11 March 2019, 09:03
2 min reading
Wouldn’t you like to always have the choice of the currency you pay with anywhere in the world? Crypterium is aiming to give you that. And to be a truly global company, we need to constantly keep an eye on cryptocurrency policies in different countries. So let’s explore the cryptoworld in our new column: The
Wouldn’t you like to always have the choice of the currency you pay with anywhere in the world? Crypterium is aiming to give you that. And to be a truly global company, we need to constantly keep an eye on cryptocurrency policies in different countries.
So let’s explore the cryptoworld in our new column: The World CryptoMap. In the first instalment, we’re going to take a closer look at Australia and see why it has already earned the nickname of a “crypto continent”.
Moreover, the government sports a remarkably open-minded approach to the legislation of crypto assets. Back in December 2013, then-Governor of the Reserve Bank of Australia Glenn Stevens proclaimed that Australian citizens were free to choose any currency to their liking to pay for goods and services.
In 2017, Minister for Justice Michael Keenan stated that Australian laws would be aimed at preventing organized crime and terrorism but at the same time would not hinder the development of any legal financial sectors.

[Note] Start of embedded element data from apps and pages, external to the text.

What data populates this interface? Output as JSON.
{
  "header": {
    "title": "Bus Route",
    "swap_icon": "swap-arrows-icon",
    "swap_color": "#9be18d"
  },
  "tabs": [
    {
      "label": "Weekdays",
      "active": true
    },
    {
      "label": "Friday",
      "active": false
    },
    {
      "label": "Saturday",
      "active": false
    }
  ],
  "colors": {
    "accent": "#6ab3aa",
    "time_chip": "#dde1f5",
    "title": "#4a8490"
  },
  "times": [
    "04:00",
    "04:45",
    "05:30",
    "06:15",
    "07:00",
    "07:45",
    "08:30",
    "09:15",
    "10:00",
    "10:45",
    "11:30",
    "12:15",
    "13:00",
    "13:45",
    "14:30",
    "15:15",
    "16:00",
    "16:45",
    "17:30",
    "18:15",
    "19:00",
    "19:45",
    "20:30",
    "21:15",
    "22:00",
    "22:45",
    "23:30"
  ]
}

Australia has a clear and supportive policy of cryptocurrency regulation with much focus on exchange registration. Last month, the Australian Transaction Reports and Analysis Centre (AUSTRAC) published the latest requirements for cryptocurrency exchange providers. According to the document, cryptocurrency exchanges have to register with AUSTRAC, verify the customers’ identities, adopt and maintain an AML/CTF program to identify and mitigate money laundering, and report any suspicious matters (including any transactions involving physical currency of $10,000 or more) to AUSTRAC. Additionally, crypto exchanges have to keep certain records for 7 years. As of now, three crypto exchanges have already been licensed to operate in Australia.
The Royal Australian Mint is currently working on the development of its own gold-backed cryptocurrency. The Mint is considering various applications of blockchain technologies; for instance, the blockchain could be used to monitor the logistics. The decision is intended to attract more investments in gold.
Yet another great example is the Australian government’s recent cryptocurrency taxation announcement. On March 16, instead of simply issuing a notice, they took their time to collect feedback from business owners to find out how the current cryptocurrency taxation laws affected businesses. The feedback was accounted for when making the announcement.
Australia was the first country to give cryptocurrencies the green light in certain areas of activity. Here are just a few examples:
Citizens of Australia can pay bills using Bitcoin. This is made possible by The Living Room of Satoshi?—?a free online service that allows settling BPAY-enabled bills in cryptocurrency. Among phone bills, school fees, credit cards and taxes, the Living Room of Satoshi reported handling up to $1 million in bill payments on a weekly basis by November 2017. Some Australians, like Melbourne-based IT specialist David Larkin, go as far as paying all their bills using Bitcoin!
In April 2018, UNICEF Australia announced it would be offering users a new way of making donations to the charity: by giving up their own computers’ processing power to mine cryptocurrencies. As explained by UNICEF Australia’s digital brand and content manager Tony Andres Tang, the procedure will be absolutely safe: the charity will be transparent about borrowing the users’ machines for mining, and each user will be able to choose the amount of processing power to give up.
The Australians’ love towards Bitcoin may sometimes manifest in completely unexpected ways. Right now, crypto enthusiasts can buy Bitcoin and Ethereum from 1200 newsagents across Australia! All one needs is an email address, a phone number, a digital wallet and at least 50 AUD (about 40 USD).
Australia showcases a relaxed approach towards cryptocurrency regulations. Meanwhile, Bitcoin is commonly used by the citizens in day-to-day transactions.
The Australian society’s positive attitude and receptiveness towards cryptocurrencies have made companies devise ways to capture this lucrative market. And if push comes to shove, Australia may very well be the first country in the world to vote for Bitcoin to become the world’s currency.
We know we have a lot of supporters from Australia; we’d love to hear your side of the story in our Telegram channel.